— Exercise —
A faithful, word-for-word copy of the data below is required, without pictures.

#### Data records ####

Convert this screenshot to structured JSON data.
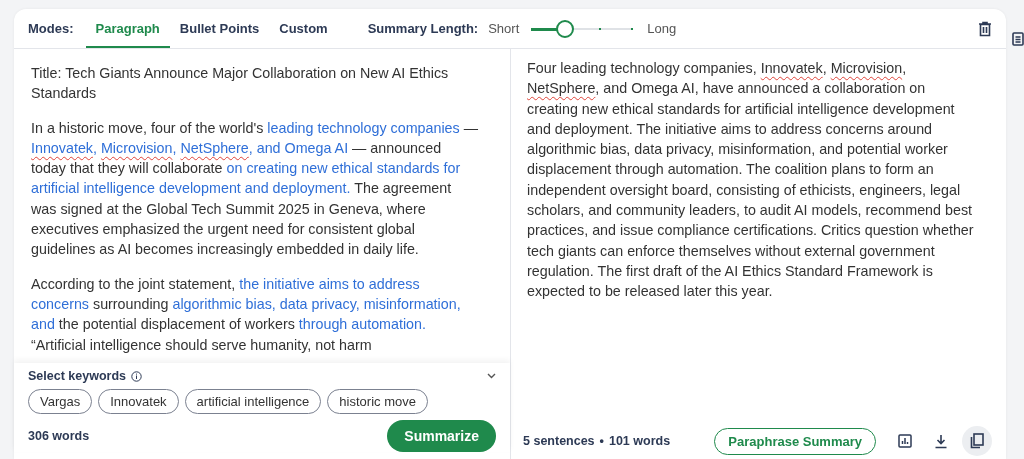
{
  "modes": {
    "label": "Modes:",
    "tabs": [
      {
        "label": "Paragraph",
        "selected": true
      },
      {
        "label": "Bullet Points",
        "selected": false
      },
      {
        "label": "Custom",
        "selected": false
      }
    ]
  },
  "summary_length": {
    "label": "Summary Length:",
    "min_label": "Short",
    "max_label": "Long",
    "level": 0.33
  },
  "source": {
    "paragraphs": [
      [
        {
          "text": "Title: Tech Giants Announce Major Collaboration on New AI Ethics Standards",
          "kind": "plain"
        }
      ],
      [
        {
          "text": "In a historic move, four of the world's ",
          "kind": "plain"
        },
        {
          "text": "leading technology companies",
          "kind": "key"
        },
        {
          "text": " — ",
          "kind": "plain"
        },
        {
          "text": "Innovatek",
          "kind": "key-flagged"
        },
        {
          "text": ", ",
          "kind": "key"
        },
        {
          "text": "Microvision",
          "kind": "key-flagged"
        },
        {
          "text": ", ",
          "kind": "key"
        },
        {
          "text": "NetSphere",
          "kind": "key-flagged"
        },
        {
          "text": ", and Omega AI",
          "kind": "key"
        },
        {
          "text": " — announced today that they will collaborate ",
          "kind": "plain"
        },
        {
          "text": "on creating new ethical standards for artificial intelligence development and deployment.",
          "kind": "key"
        },
        {
          "text": " The agreement was signed at the Global Tech Summit 2025 in Geneva, where executives emphasized the urgent need for consistent global guidelines as AI becomes increasingly embedded in daily life.",
          "kind": "plain"
        }
      ],
      [
        {
          "text": "According to the joint statement, ",
          "kind": "plain"
        },
        {
          "text": "the initiative aims to address concerns",
          "kind": "key"
        },
        {
          "text": " surrounding ",
          "kind": "plain"
        },
        {
          "text": "algorithmic bias, data privacy, misinformation, and",
          "kind": "key"
        },
        {
          "text": " the potential displacement of workers ",
          "kind": "plain"
        },
        {
          "text": "through automation.",
          "kind": "key"
        },
        {
          "text": " “Artificial intelligence should serve humanity, not harm",
          "kind": "plain"
        }
      ]
    ],
    "keywords": {
      "label": "Select keywords",
      "chips": [
        "Vargas",
        "Innovatek",
        "artificial intelligence",
        "historic move"
      ]
    },
    "word_count": "306 words",
    "action": "Summarize"
  },
  "summary": {
    "paragraphs": [
      [
        {
          "text": "Four leading technology companies, ",
          "kind": "plain"
        },
        {
          "text": "Innovatek",
          "kind": "flagged"
        },
        {
          "text": ", ",
          "kind": "plain"
        },
        {
          "text": "Microvision",
          "kind": "flagged"
        },
        {
          "text": ", ",
          "kind": "plain"
        },
        {
          "text": "NetSphere",
          "kind": "flagged"
        },
        {
          "text": ", and Omega AI, have announced a collaboration on creating new ethical standards for artificial intelligence development and deployment. The initiative aims to address concerns around algorithmic bias, data privacy, misinformation, and potential worker displacement through automation. The coalition plans to form an independent oversight board, consisting of ethicists, engineers, legal scholars, and community leaders, to audit AI models, recommend best practices, and issue compliance certifications. Critics question whether tech giants can enforce themselves without external government regulation. The first draft of the AI Ethics Standard Framework is expected to be released later this year.",
          "kind": "plain"
        }
      ]
    ],
    "sentence_count": "5 sentences",
    "separator": "•",
    "word_count": "101 words",
    "action": "Paraphrase Summary"
  }
}
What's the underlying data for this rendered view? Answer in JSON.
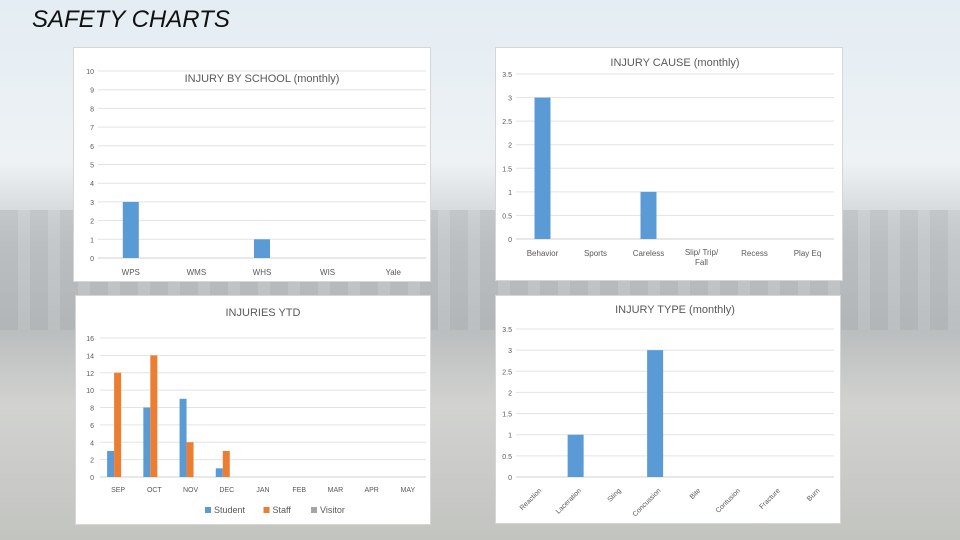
{
  "page_title": "SAFETY CHARTS",
  "colors": {
    "student": "#5b9bd5",
    "staff": "#ed7d31",
    "visitor": "#a5a5a5",
    "grid": "#e3e3e3"
  },
  "chart_data": [
    {
      "type": "bar",
      "title": "INJURY BY SCHOOL (monthly)",
      "categories": [
        "WPS",
        "WMS",
        "WHS",
        "WIS",
        "Yale"
      ],
      "series": [
        {
          "values": [
            3,
            0,
            1,
            0,
            0
          ]
        }
      ],
      "ylim": [
        0,
        10
      ],
      "ystep": 1,
      "grid": true,
      "legend": "none"
    },
    {
      "type": "bar",
      "title": "INJURY CAUSE (monthly)",
      "categories": [
        "Behavior",
        "Sports",
        "Careless",
        "Slip/ Trip/ Fall",
        "Recess",
        "Play Eq"
      ],
      "series": [
        {
          "values": [
            3,
            0,
            1,
            0,
            0,
            0
          ]
        }
      ],
      "ylim": [
        0,
        3.5
      ],
      "ystep": 0.5,
      "grid": true,
      "legend": "none"
    },
    {
      "type": "bar",
      "title": "INJURIES  YTD",
      "categories": [
        "SEP",
        "OCT",
        "NOV",
        "DEC",
        "JAN",
        "FEB",
        "MAR",
        "APR",
        "MAY"
      ],
      "series": [
        {
          "name": "Student",
          "values": [
            3,
            8,
            9,
            1,
            0,
            0,
            0,
            0,
            0
          ]
        },
        {
          "name": "Staff",
          "values": [
            12,
            14,
            4,
            3,
            0,
            0,
            0,
            0,
            0
          ]
        },
        {
          "name": "Visitor",
          "values": [
            0,
            0,
            0,
            0,
            0,
            0,
            0,
            0,
            0
          ]
        }
      ],
      "ylim": [
        0,
        16
      ],
      "ystep": 2,
      "grid": true,
      "legend": "bottom"
    },
    {
      "type": "bar",
      "title": "INJURY TYPE (monthly)",
      "categories": [
        "Reaction",
        "Laceration",
        "Sting",
        "Concussion",
        "Bite",
        "Contusion",
        "Fracture",
        "Burn"
      ],
      "series": [
        {
          "values": [
            0,
            1,
            0,
            3,
            0,
            0,
            0,
            0
          ]
        }
      ],
      "ylim": [
        0,
        3.5
      ],
      "ystep": 0.5,
      "grid": true,
      "legend": "none",
      "rotated_labels": true
    }
  ]
}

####

— Result —
Convert this screenshot to structured JSON data.
{
  "modes": {
    "label": "Modes:",
    "tabs": [
      {
        "label": "Paragraph",
        "selected": true
      },
      {
        "label": "Bullet Points",
        "selected": false
      },
      {
        "label": "Custom",
        "selected": false
      }
    ]
  },
  "summary_length": {
    "label": "Summary Length:",
    "min_label": "Short",
    "max_label": "Long",
    "level": 0.33
  },
  "source": {
    "paragraphs": [
      [
        {
          "text": "Title: Tech Giants Announce Major Collaboration on New AI Ethics Standards",
          "kind": "plain"
        }
      ],
      [
        {
          "text": "In a historic move, four of the world's ",
          "kind": "plain"
        },
        {
          "text": "leading technology companies",
          "kind": "key"
        },
        {
          "text": " — ",
          "kind": "plain"
        },
        {
          "text": "Innovatek",
          "kind": "key-flagged"
        },
        {
          "text": ", ",
          "kind": "key"
        },
        {
          "text": "Microvision",
          "kind": "key-flagged"
        },
        {
          "text": ", ",
          "kind": "key"
        },
        {
          "text": "NetSphere",
          "kind": "key-flagged"
        },
        {
          "text": ", and Omega AI",
          "kind": "key"
        },
        {
          "text": " — announced today that they will collaborate ",
          "kind": "plain"
        },
        {
          "text": "on creating new ethical standards for artificial intelligence development and deployment.",
          "kind": "key"
        },
        {
          "text": " The agreement was signed at the Global Tech Summit 2025 in Geneva, where executives emphasized the urgent need for consistent global guidelines as AI becomes increasingly embedded in daily life.",
          "kind": "plain"
        }
      ],
      [
        {
          "text": "According to the joint statement, ",
          "kind": "plain"
        },
        {
          "text": "the initiative aims to address concerns",
          "kind": "key"
        },
        {
          "text": " surrounding ",
          "kind": "plain"
        },
        {
          "text": "algorithmic bias, data privacy, misinformation, and",
          "kind": "key"
        },
        {
          "text": " the potential displacement of workers ",
          "kind": "plain"
        },
        {
          "text": "through automation.",
          "kind": "key"
        },
        {
          "text": " “Artificial intelligence should serve humanity, not harm",
          "kind": "plain"
        }
      ]
    ],
    "keywords": {
      "label": "Select keywords",
      "chips": [
        "Vargas",
        "Innovatek",
        "artificial intelligence",
        "historic move"
      ]
    },
    "word_count": "306 words",
    "action": "Summarize"
  },
  "summary": {
    "paragraphs": [
      [
        {
          "text": "Four leading technology companies, ",
          "kind": "plain"
        },
        {
          "text": "Innovatek",
          "kind": "flagged"
        },
        {
          "text": ", ",
          "kind": "plain"
        },
        {
          "text": "Microvision",
          "kind": "flagged"
        },
        {
          "text": ", ",
          "kind": "plain"
        },
        {
          "text": "NetSphere",
          "kind": "flagged"
        },
        {
          "text": ", and Omega AI, have announced a collaboration on creating new ethical standards for artificial intelligence development and deployment. The initiative aims to address concerns around algorithmic bias, data privacy, misinformation, and potential worker displacement through automation. The coalition plans to form an independent oversight board, consisting of ethicists, engineers, legal scholars, and community leaders, to audit AI models, recommend best practices, and issue compliance certifications. Critics question whether tech giants can enforce themselves without external government regulation. The first draft of the AI Ethics Standard Framework is expected to be released later this year.",
          "kind": "plain"
        }
      ]
    ],
    "sentence_count": "5 sentences",
    "separator": "•",
    "word_count": "101 words",
    "action": "Paraphrase Summary"
  }
}
What's the underlying data for this rendered view? Answer in JSON.
{
  "page_title": "SAFETY CHARTS",
  "colors": {
    "student": "#5b9bd5",
    "staff": "#ed7d31",
    "visitor": "#a5a5a5",
    "grid": "#e3e3e3"
  },
  "chart_data": [
    {
      "type": "bar",
      "title": "INJURY BY SCHOOL (monthly)",
      "categories": [
        "WPS",
        "WMS",
        "WHS",
        "WIS",
        "Yale"
      ],
      "series": [
        {
          "values": [
            3,
            0,
            1,
            0,
            0
          ]
        }
      ],
      "ylim": [
        0,
        10
      ],
      "ystep": 1,
      "grid": true,
      "legend": "none"
    },
    {
      "type": "bar",
      "title": "INJURY CAUSE (monthly)",
      "categories": [
        "Behavior",
        "Sports",
        "Careless",
        "Slip/ Trip/ Fall",
        "Recess",
        "Play Eq"
      ],
      "series": [
        {
          "values": [
            3,
            0,
            1,
            0,
            0,
            0
          ]
        }
      ],
      "ylim": [
        0,
        3.5
      ],
      "ystep": 0.5,
      "grid": true,
      "legend": "none"
    },
    {
      "type": "bar",
      "title": "INJURIES  YTD",
      "categories": [
        "SEP",
        "OCT",
        "NOV",
        "DEC",
        "JAN",
        "FEB",
        "MAR",
        "APR",
        "MAY"
      ],
      "series": [
        {
          "name": "Student",
          "values": [
            3,
            8,
            9,
            1,
            0,
            0,
            0,
            0,
            0
          ]
        },
        {
          "name": "Staff",
          "values": [
            12,
            14,
            4,
            3,
            0,
            0,
            0,
            0,
            0
          ]
        },
        {
          "name": "Visitor",
          "values": [
            0,
            0,
            0,
            0,
            0,
            0,
            0,
            0,
            0
          ]
        }
      ],
      "ylim": [
        0,
        16
      ],
      "ystep": 2,
      "grid": true,
      "legend": "bottom"
    },
    {
      "type": "bar",
      "title": "INJURY TYPE (monthly)",
      "categories": [
        "Reaction",
        "Laceration",
        "Sting",
        "Concussion",
        "Bite",
        "Contusion",
        "Fracture",
        "Burn"
      ],
      "series": [
        {
          "values": [
            0,
            1,
            0,
            3,
            0,
            0,
            0,
            0
          ]
        }
      ],
      "ylim": [
        0,
        3.5
      ],
      "ystep": 0.5,
      "grid": true,
      "legend": "none",
      "rotated_labels": true
    }
  ]
}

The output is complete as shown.